Avoiding Common QuickBook Mistakes

621357_replication_errorsOne of QuickBooks’ best assets is that it’s user-friendly and intuitive. It’s so user-friendly that people without bookkeeping experience can keep track of a business’s finances without constantly hitting a wall. But unless that person does everything to the letter, mistakes and bad habits always creep in. Some of these mistakes translate directly into dollars, like paying more taxes than you should.

Everyone who uses QuickBooks gets into a routine and doesn’t think twice about it. That’s understandable. But QuickBooks won’t give you an error message for every misstep that will cause a problem down the road.

In this post today, we’ll discuss 5 of the most common errors that you can easily avoid.

Not Backing Up a Data File

It’s easy to let this routine maintenance slide, but it’s a task than can save you a lot of headaches down the road.

  • If you need to send a file to your QuickBooks professional for clean-up or review, the back-up is your insurance policy. It ensures you’ll never have to build your QuickBooks file from scratch.
  • Never overwrite a previous back-up file.
  • Back up in QuickBooks even if your system is backed up. Back it up to two separate locations, such as a hard drive and an external drive.
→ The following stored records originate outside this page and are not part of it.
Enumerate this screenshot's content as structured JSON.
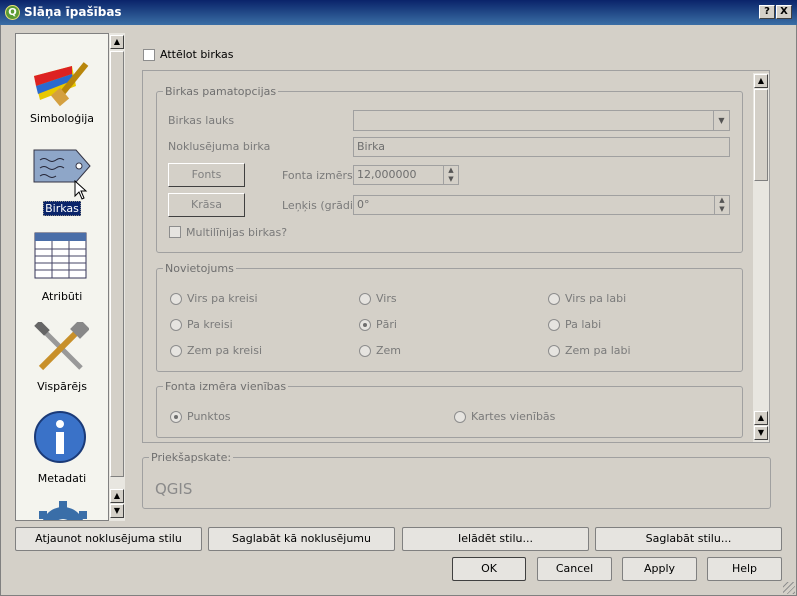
{
  "title": "Slāņa īpašības",
  "title_buttons": {
    "help": "?",
    "close": "X"
  },
  "sidebar": {
    "items": [
      {
        "label": "Simboloģija",
        "icon": "brush-icon"
      },
      {
        "label": "Birkas",
        "icon": "label-tag-icon",
        "selected": true
      },
      {
        "label": "Atribūti",
        "icon": "table-icon"
      },
      {
        "label": "Vispārējs",
        "icon": "tools-icon"
      },
      {
        "label": "Metadati",
        "icon": "info-icon"
      }
    ]
  },
  "show_labels": "Attēlot birkas",
  "basic": {
    "title": "Birkas pamatopcijas",
    "field_label": "Birkas lauks",
    "field_value": "",
    "default_label": "Noklusējuma birka",
    "default_value": "Birka",
    "font_button": "Fonts",
    "font_size_label": "Fonta izmērs",
    "font_size_value": "12,000000",
    "color_button": "Krāsa",
    "angle_label": "Leņķis (grādi)",
    "angle_value": "0°",
    "multiline": "Multilīnijas birkas?"
  },
  "placement": {
    "title": "Novietojums",
    "options": [
      "Virs pa kreisi",
      "Virs",
      "Virs pa labi",
      "Pa kreisi",
      "Pāri",
      "Pa labi",
      "Zem pa kreisi",
      "Zem",
      "Zem pa labi"
    ],
    "selected": "Pāri"
  },
  "font_units": {
    "title": "Fonta izmēra vienības",
    "points": "Punktos",
    "map_units": "Kartes vienībās",
    "selected": "Punktos"
  },
  "preview": {
    "title": "Priekšapskate:",
    "text": "QGIS"
  },
  "style_buttons": {
    "restore": "Atjaunot noklusējuma stilu",
    "save_default": "Saglabāt kā noklusējumu",
    "load": "Ielādēt stilu...",
    "save": "Saglabāt stilu..."
  },
  "dialog_buttons": {
    "ok": "OK",
    "cancel": "Cancel",
    "apply": "Apply",
    "help": "Help"
  }
}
Not Completing a Bank Reconciliation

Bank reconciliation is perhaps the most important use of QuickBooks, and many people get lazy with the last step, completing the process.

  • It’s not enough to have all the transactions checked off and accounted for. If the balance isn’t at zero, you’ll never uncover mistakes in your accounting.
  • All QuickBooks does is note the discrepancy in the reconciliation discrepancy account, and move on. This is the only way to ensure your books are accurate.
  • You could end up thinking you have more cash than you do. Or less, and pass up a crucial investment because you thought you couldn’t afford it.

Confusing Asset and Expense Accounts

You may well have asset and expense accounts with the same name. It’s easy to enter one as the other.

  • Make sure assets are entered as assets, and expenses as expenses. Asset accounts show up on Balance statements with value and depreciation. Expenses show up on a Profit & Loss statements. There’s a big difference.
  • If you enter an Expense as an Asset, it won’t be counted as an expense or reflected in your P&L. Your P&L statement will show more profit than you actually have, and you’ll pay taxes on that nonexistent amount.
  • A loan is listed as an Asset, not as a Billing/Accounts Receivables.

Overlooking Memorized Transactions

Memorized Transactions is an under-used QuickBooks tool. This function saves transactions with fixed information so you don’t have to enter it from scratch every time. Using Memorized Transactions saves you time and keeps primary parts of your business running smoothly. By getting in the habit of using Memorized Transactions, you can:

  • Collect money faster
  • Track receivables more accurately
  • Manage cash flow better

Using Only Part of the Accounting Cycle

QuickBooks can handle all parts of the accounting cycle, from transactions to journal entries to receivables. But it only works if you use all of these functions.

  • Partial use results in messy bookkeeping.
  • Messy bookkeeping leads to a huge headache at tax time, and possibly costly errors.
  • The all-or-nothing rule applies with QuickBooks.

So, the next time you get stuck while using Quickbooks, refer to these quick-fixes above for simple solutions. It always helps to have some tricks handy since it saves a lot of time and energy in trouble shooting issues with daily accounting work.

Bernard Roesch About Bernard Roesch

Bernard Roesch is co-founder and Managing Partner of Mission Consulting. Bernard’s background in the early years of his career was spent in the manufacturing sector, making his QuickBooks perspective a unique one – he understands the intricacies of a complex environment and then applies his strategic skills accordingly.